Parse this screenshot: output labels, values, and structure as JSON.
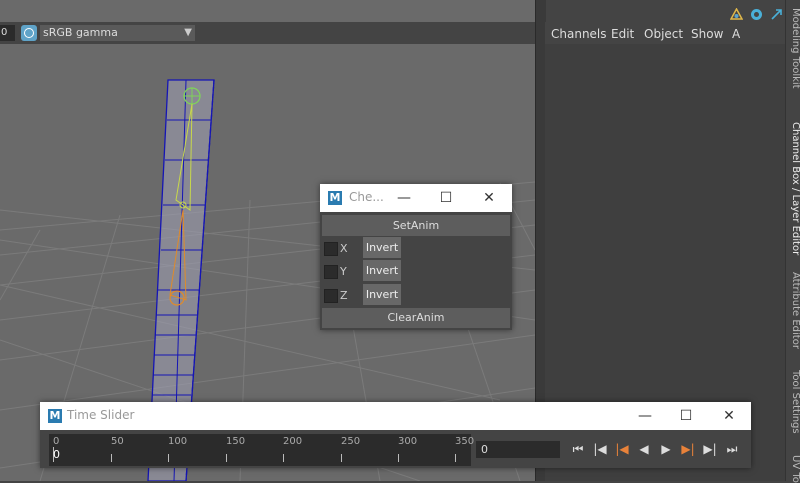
{
  "viewport": {
    "frame_value": "0",
    "color_space": "sRGB gamma"
  },
  "channel_box": {
    "menu": [
      "Channels",
      "Edit",
      "Object",
      "Show",
      "A"
    ]
  },
  "side_tabs": [
    "Modeling Toolkit",
    "Channel Box / Layer Editor",
    "Attribute Editor",
    "Tool Settings",
    "UV To"
  ],
  "check_window": {
    "title": "Che...",
    "set_anim": "SetAnim",
    "rows": [
      {
        "axis": "X",
        "button": "Invert"
      },
      {
        "axis": "Y",
        "button": "Invert"
      },
      {
        "axis": "Z",
        "button": "Invert"
      }
    ],
    "clear_anim": "ClearAnim"
  },
  "time_slider": {
    "title": "Time Slider",
    "ticks": [
      "0",
      "50",
      "100",
      "150",
      "200",
      "250",
      "300",
      "350"
    ],
    "current_frame_marker": "0",
    "current_frame": "0"
  },
  "colors": {
    "viewport_bg": "#6a6a6a",
    "panel_bg": "#444444",
    "selection_wire": "#0000c8",
    "joint_green": "#7fd35a",
    "joint_orange": "#e08a2a",
    "key_orange": "#e8823a"
  }
}
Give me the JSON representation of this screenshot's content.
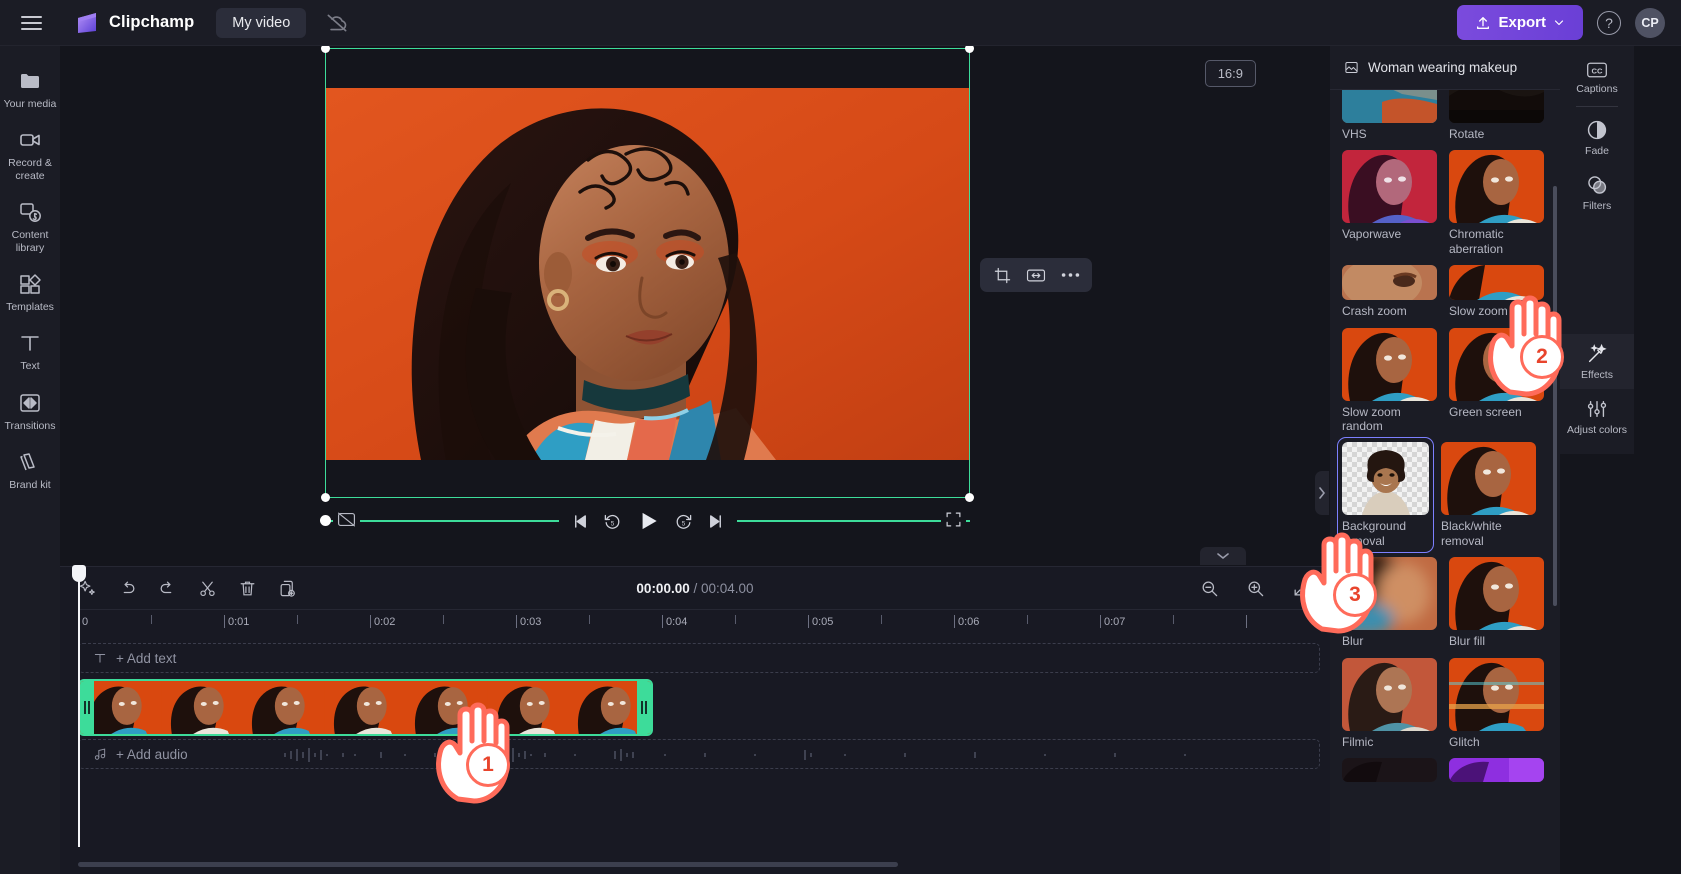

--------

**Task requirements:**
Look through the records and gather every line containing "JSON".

**Completed task:**
Parse this screenshot: output labels, values, and structure as JSON.
Give me the JSON representation of this screenshot's content.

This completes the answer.